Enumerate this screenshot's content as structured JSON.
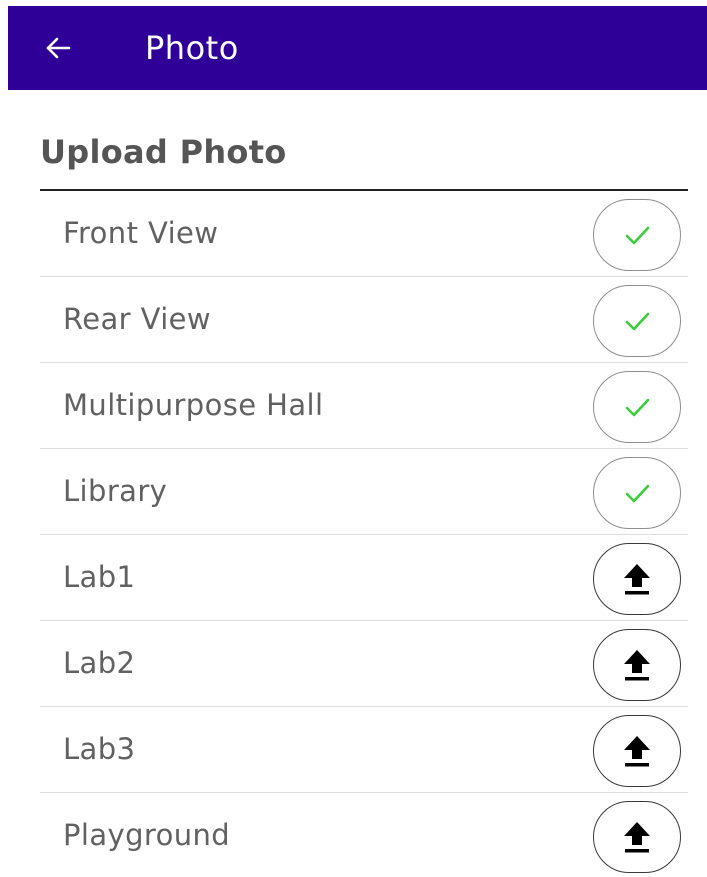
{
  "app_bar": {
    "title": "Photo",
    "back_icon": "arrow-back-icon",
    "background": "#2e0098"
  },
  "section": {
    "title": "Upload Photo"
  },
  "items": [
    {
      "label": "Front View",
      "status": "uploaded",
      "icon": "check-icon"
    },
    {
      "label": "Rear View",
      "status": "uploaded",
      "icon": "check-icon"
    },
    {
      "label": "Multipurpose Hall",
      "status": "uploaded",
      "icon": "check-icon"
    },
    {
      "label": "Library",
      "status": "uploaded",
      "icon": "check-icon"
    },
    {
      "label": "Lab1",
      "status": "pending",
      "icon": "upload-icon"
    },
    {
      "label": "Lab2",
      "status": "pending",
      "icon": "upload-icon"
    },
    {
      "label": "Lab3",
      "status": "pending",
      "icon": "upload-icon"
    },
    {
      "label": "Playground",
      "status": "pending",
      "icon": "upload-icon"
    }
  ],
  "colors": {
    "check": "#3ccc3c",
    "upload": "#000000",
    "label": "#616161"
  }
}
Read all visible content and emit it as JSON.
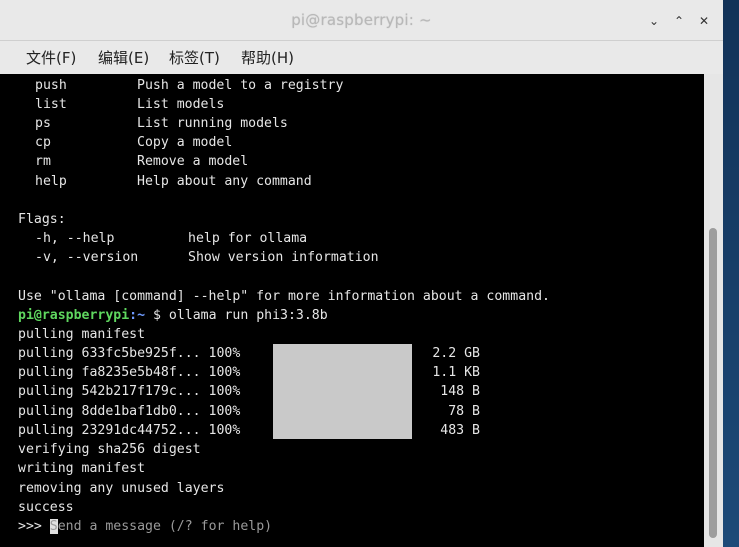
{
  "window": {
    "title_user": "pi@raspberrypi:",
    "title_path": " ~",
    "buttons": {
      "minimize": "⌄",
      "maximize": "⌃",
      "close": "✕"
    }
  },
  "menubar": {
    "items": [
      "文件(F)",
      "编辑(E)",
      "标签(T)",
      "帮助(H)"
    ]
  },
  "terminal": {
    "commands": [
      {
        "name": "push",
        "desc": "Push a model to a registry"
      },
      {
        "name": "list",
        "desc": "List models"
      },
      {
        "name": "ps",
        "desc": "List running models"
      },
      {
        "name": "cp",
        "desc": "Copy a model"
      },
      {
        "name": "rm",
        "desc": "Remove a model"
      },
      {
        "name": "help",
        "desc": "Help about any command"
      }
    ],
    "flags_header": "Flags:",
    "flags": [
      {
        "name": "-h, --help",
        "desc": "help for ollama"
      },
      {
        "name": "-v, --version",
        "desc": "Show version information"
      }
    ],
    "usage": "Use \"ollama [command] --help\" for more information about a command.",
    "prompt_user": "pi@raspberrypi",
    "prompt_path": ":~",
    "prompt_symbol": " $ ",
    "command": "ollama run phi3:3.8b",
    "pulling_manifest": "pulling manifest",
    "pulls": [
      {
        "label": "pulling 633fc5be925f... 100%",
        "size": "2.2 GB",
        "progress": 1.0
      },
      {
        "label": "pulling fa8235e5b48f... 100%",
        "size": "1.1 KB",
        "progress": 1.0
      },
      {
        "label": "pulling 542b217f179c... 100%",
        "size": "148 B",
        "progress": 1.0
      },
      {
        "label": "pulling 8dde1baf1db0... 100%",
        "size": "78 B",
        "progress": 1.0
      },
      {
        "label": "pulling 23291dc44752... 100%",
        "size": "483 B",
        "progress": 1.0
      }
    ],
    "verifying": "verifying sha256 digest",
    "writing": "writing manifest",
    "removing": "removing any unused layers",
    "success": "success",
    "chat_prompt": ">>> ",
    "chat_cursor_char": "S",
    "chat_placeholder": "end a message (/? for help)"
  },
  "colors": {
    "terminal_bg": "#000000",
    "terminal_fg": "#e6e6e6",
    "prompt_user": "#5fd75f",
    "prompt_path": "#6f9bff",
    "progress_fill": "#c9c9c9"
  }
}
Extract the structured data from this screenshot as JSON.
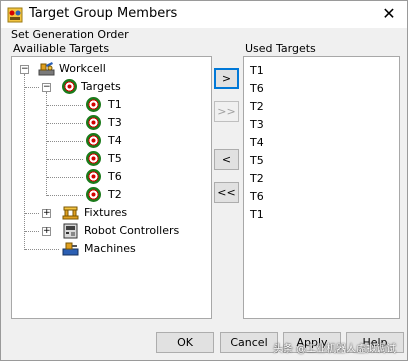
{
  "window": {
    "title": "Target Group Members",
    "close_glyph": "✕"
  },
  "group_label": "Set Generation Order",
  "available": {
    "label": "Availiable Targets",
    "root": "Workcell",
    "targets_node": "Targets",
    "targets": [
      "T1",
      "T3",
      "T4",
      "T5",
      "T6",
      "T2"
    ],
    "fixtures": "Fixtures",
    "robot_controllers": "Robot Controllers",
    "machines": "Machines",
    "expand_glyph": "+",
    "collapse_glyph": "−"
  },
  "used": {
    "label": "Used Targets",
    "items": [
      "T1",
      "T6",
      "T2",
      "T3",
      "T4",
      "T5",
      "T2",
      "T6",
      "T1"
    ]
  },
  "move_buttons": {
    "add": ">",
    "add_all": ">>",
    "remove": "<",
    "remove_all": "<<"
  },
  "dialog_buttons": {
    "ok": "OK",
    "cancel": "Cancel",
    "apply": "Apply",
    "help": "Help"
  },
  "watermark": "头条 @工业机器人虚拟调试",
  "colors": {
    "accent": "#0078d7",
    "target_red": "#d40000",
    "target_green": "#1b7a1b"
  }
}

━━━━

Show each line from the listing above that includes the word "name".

YOUR RESPONSE
        "name": "push",
        "name": "list",
        "name": "ps",
        "name": "cp",
        "name": "rm",
        "name": "help",
        "name": "-h, --help",
        "name": "-v, --version",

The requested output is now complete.